WHERE "column_name2" [Comparison Operator]
[Comparison Operator] could be equality operators such as =, >, <, >=, <=. It can also be a text operator such as "LIKE". The portion in red is considered as the "inner query," while the portion in green is considered as the "outer query."
We use the following tables for our examples.
Example 1: Simple subquery
To use a subquery to find the sales of all stores in the West region, we use the following SQL statement:
SELECT SUM (Sales) FROM Store_Information
WHERE Store_Name IN
(SELECT Store_Name FROM Geography
WHERE Region_Name = 'West');
In this example, instead of joining the two tables directly and then adding up only the sales amount for stores in the West region, we first use the subquery to find out which stores are in the West region, and then we sum up the sales amount for these stores.
Notice that in this example, the inner query and the outer query are independent of each other. This type of subquery is called a simple subquery.
Example 2: Correlated subquery
If the inner query is dependent on the outer query, we will have a correlated subquery.

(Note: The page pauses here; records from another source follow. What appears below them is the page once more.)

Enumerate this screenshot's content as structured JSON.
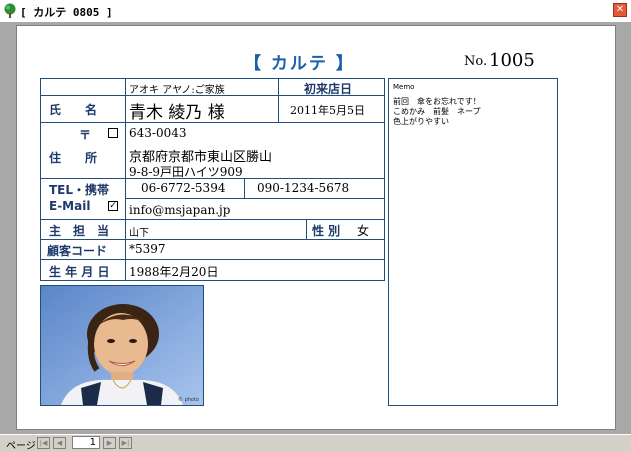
{
  "window": {
    "title": "[ カルテ  0805 ]",
    "close_glyph": "✕"
  },
  "header": {
    "title": "【 カルテ 】",
    "no_label": "No.",
    "no_value": "1005"
  },
  "card": {
    "furigana": "アオキ アヤノ:ご家族",
    "first_visit_label": "初来店日",
    "name_label": "氏　　名",
    "name_value": "青木 綾乃 様",
    "first_visit_value": "2011年5月5日",
    "postal_label": "〒",
    "postal_value": "643-0043",
    "address_label": "住　　所",
    "address_line1": "京都府京都市東山区勝山",
    "address_line2": "9-8-9戸田ハイツ909",
    "tel_label": "TEL・携帯",
    "tel_value": "06-6772-5394",
    "mobile_value": "090-1234-5678",
    "email_label": "E-Mail",
    "email_value": "info@msjapan.jp",
    "staff_label": "主　担　当",
    "staff_value": "山下",
    "gender_label": "性 別",
    "gender_value": "女",
    "customer_code_label": "顧客コード",
    "customer_code_value": "*5397",
    "birthday_label": "生 年 月 日",
    "birthday_value": "1988年2月20日",
    "email_checked": true,
    "postal_checked": false
  },
  "memo": {
    "label": "Memo",
    "text": "前回　傘をお忘れです！\nこめかみ　前髪　ネープ\n色上がりやすい"
  },
  "photo": {
    "credit": "© photo"
  },
  "statusbar": {
    "page_label": "ページ",
    "page_value": "1",
    "first": "|◀",
    "prev": "◀",
    "next": "▶",
    "last": "▶|"
  },
  "colors": {
    "accent": "#1a5fa8",
    "border": "#1f4f7a",
    "close": "#e5583a"
  }
}
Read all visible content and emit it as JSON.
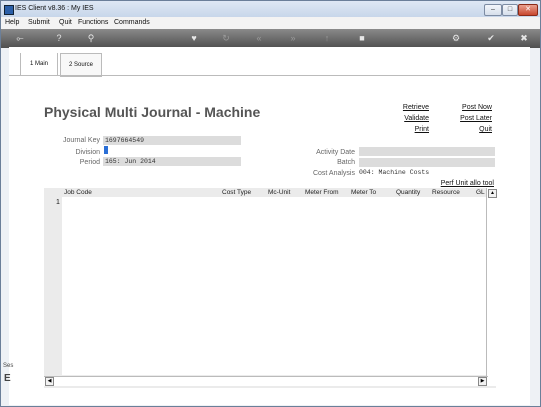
{
  "window": {
    "title": "IES Client v8.36 : My IES"
  },
  "window_buttons": {
    "minimize": "–",
    "restore": "□",
    "close": "✕"
  },
  "menu": {
    "items": [
      "Help",
      "Submit",
      "Quit",
      "Functions",
      "Commands"
    ]
  },
  "tabs": [
    {
      "label": "1 Main"
    },
    {
      "label": "2 Source"
    }
  ],
  "page": {
    "title": "Physical Multi Journal - Machine"
  },
  "actions": {
    "retrieve": "Retrieve",
    "validate": "Validate",
    "print": "Print",
    "post_now": "Post Now",
    "post_later": "Post Later",
    "quit": "Quit"
  },
  "form": {
    "journal_key": {
      "label": "Journal Key",
      "value": "1697664549"
    },
    "division": {
      "label": "Division",
      "value": ""
    },
    "period": {
      "label": "Period",
      "value": "165: Jun 2014"
    },
    "activity_date": {
      "label": "Activity Date",
      "value": ""
    },
    "batch": {
      "label": "Batch",
      "value": ""
    },
    "cost_analysis": {
      "label": "Cost Analysis",
      "value": "004: Machine Costs"
    },
    "perf_unit_link": "Perf Unit allo tool"
  },
  "grid": {
    "columns": [
      "Job Code",
      "Cost Type",
      "Mc-Unit",
      "Meter From",
      "Meter To",
      "Quantity",
      "Resource",
      "GL"
    ],
    "rows": [
      "1"
    ]
  },
  "side_fragments": {
    "a": "Ses",
    "b": "E"
  }
}
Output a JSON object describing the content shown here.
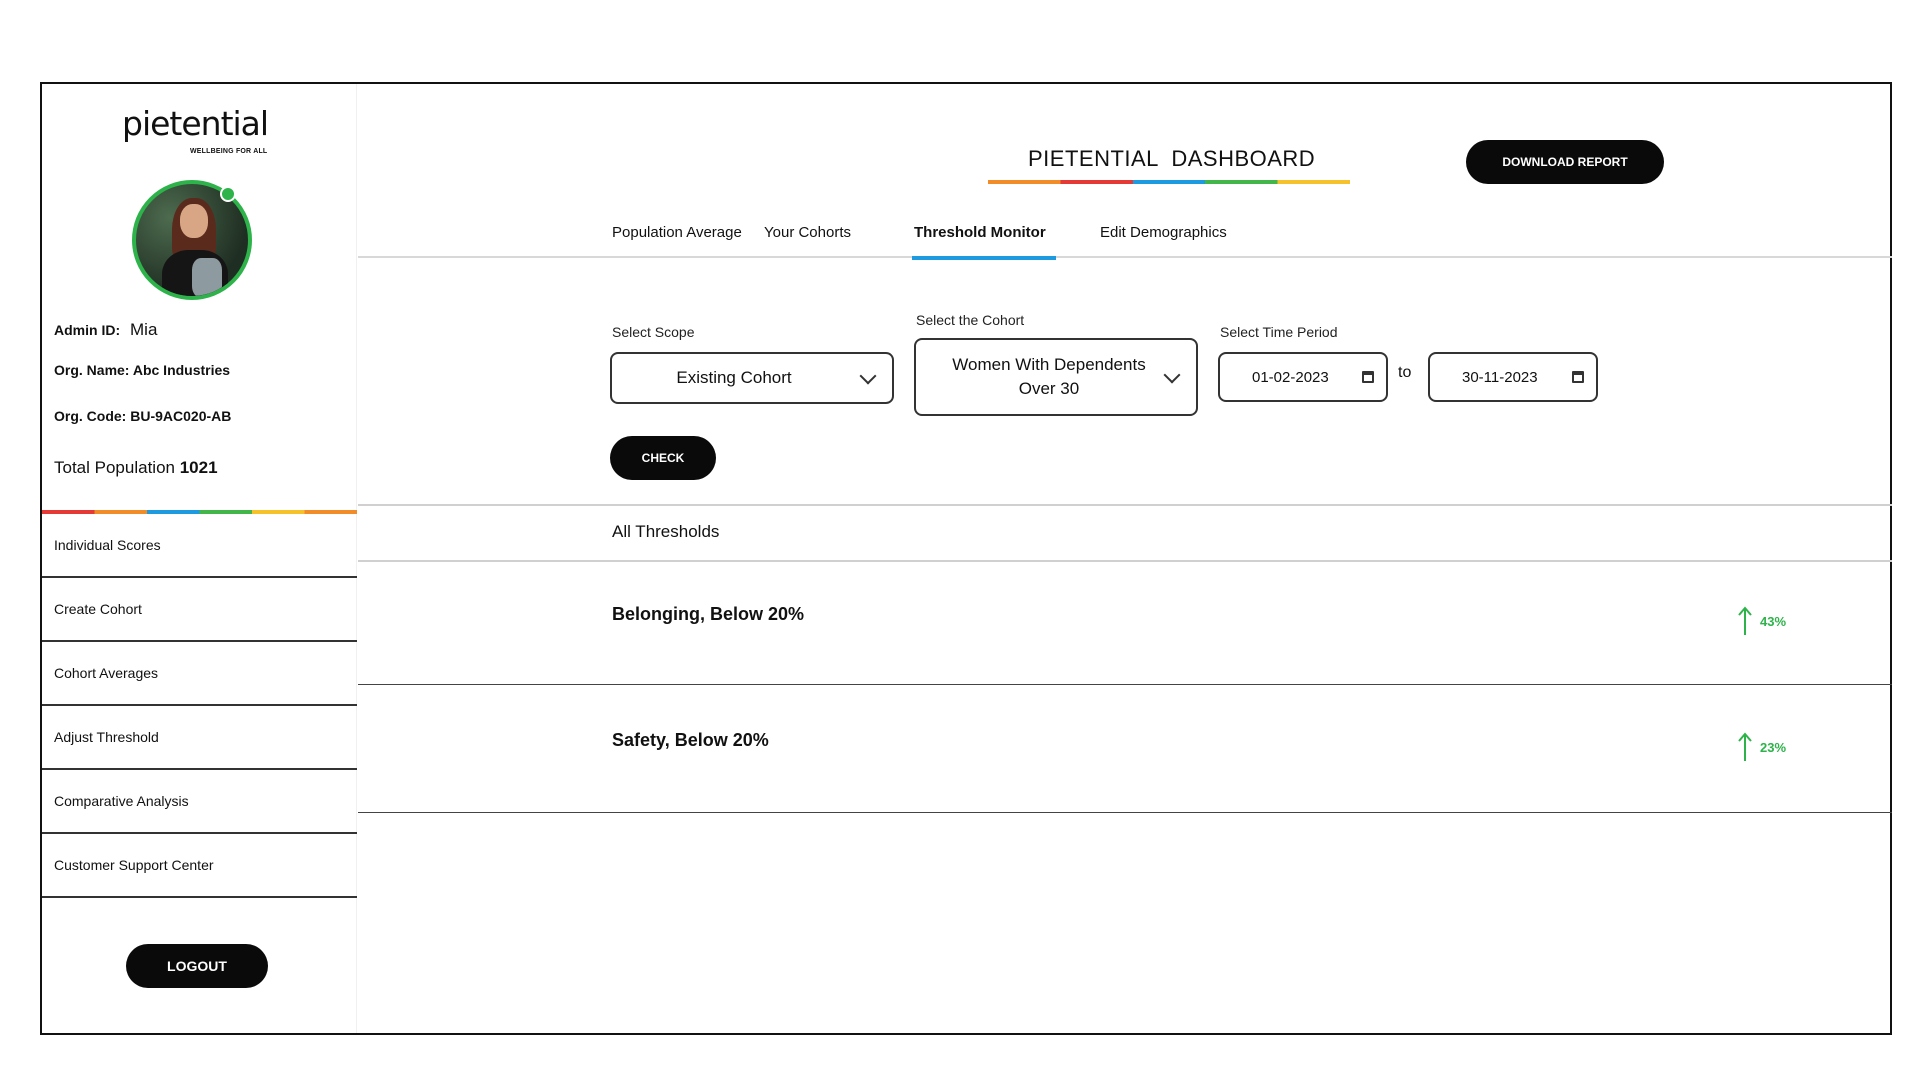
{
  "brand": {
    "name": "pietential",
    "tagline": "WELLBEING FOR ALL"
  },
  "profile": {
    "admin_label": "Admin ID:",
    "admin_value": "Mia",
    "org_name_label": "Org. Name:",
    "org_name_value": "Abc Industries",
    "org_code_label": "Org. Code:",
    "org_code_value": "BU-9AC020-AB",
    "population_label": "Total Population",
    "population_value": "1021"
  },
  "sidebar": {
    "items": [
      {
        "label": "Individual Scores"
      },
      {
        "label": "Create Cohort"
      },
      {
        "label": "Cohort Averages"
      },
      {
        "label": "Adjust Threshold"
      },
      {
        "label": "Comparative Analysis"
      },
      {
        "label": "Customer Support Center"
      }
    ],
    "logout_label": "LOGOUT"
  },
  "header": {
    "title": "PIETENTIAL  DASHBOARD",
    "download_label": "DOWNLOAD REPORT"
  },
  "tabs": [
    {
      "label": "Population Average",
      "active": false
    },
    {
      "label": "Your Cohorts",
      "active": false
    },
    {
      "label": "Threshold Monitor",
      "active": true
    },
    {
      "label": "Edit Demographics",
      "active": false
    }
  ],
  "filters": {
    "scope_label": "Select Scope",
    "scope_value": "Existing Cohort",
    "cohort_label": "Select the Cohort",
    "cohort_value": "Women With Dependents Over 30",
    "period_label": "Select Time Period",
    "date_from": "01-02-2023",
    "to_label": "to",
    "date_to": "30-11-2023",
    "check_label": "CHECK"
  },
  "thresholds": {
    "heading": "All Thresholds",
    "rows": [
      {
        "title": "Belonging, Below 20%",
        "change": "43%",
        "direction": "up"
      },
      {
        "title": "Safety, Below 20%",
        "change": "23%",
        "direction": "up"
      }
    ]
  },
  "colors": {
    "accent_green": "#2db34a",
    "accent_blue": "#1e9be0",
    "button_dark": "#0a0a0a"
  }
}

An example of a correlated subquery is shown below:
SELECT SUM (a1.Sales) FROM Store_Information a1
WHERE a1.Store_Name IN
(SELECT Store_Name FROM Geography a2
WHERE a2.Store_Name = a1.Store_Name);
Here, the inner query is used to make sure that SQL only sums up sales amount from stores that appear in both the Store_Information and the Geography tables.
Notice the WHERE clause in the inner query, where the condition involves a table from the outer query.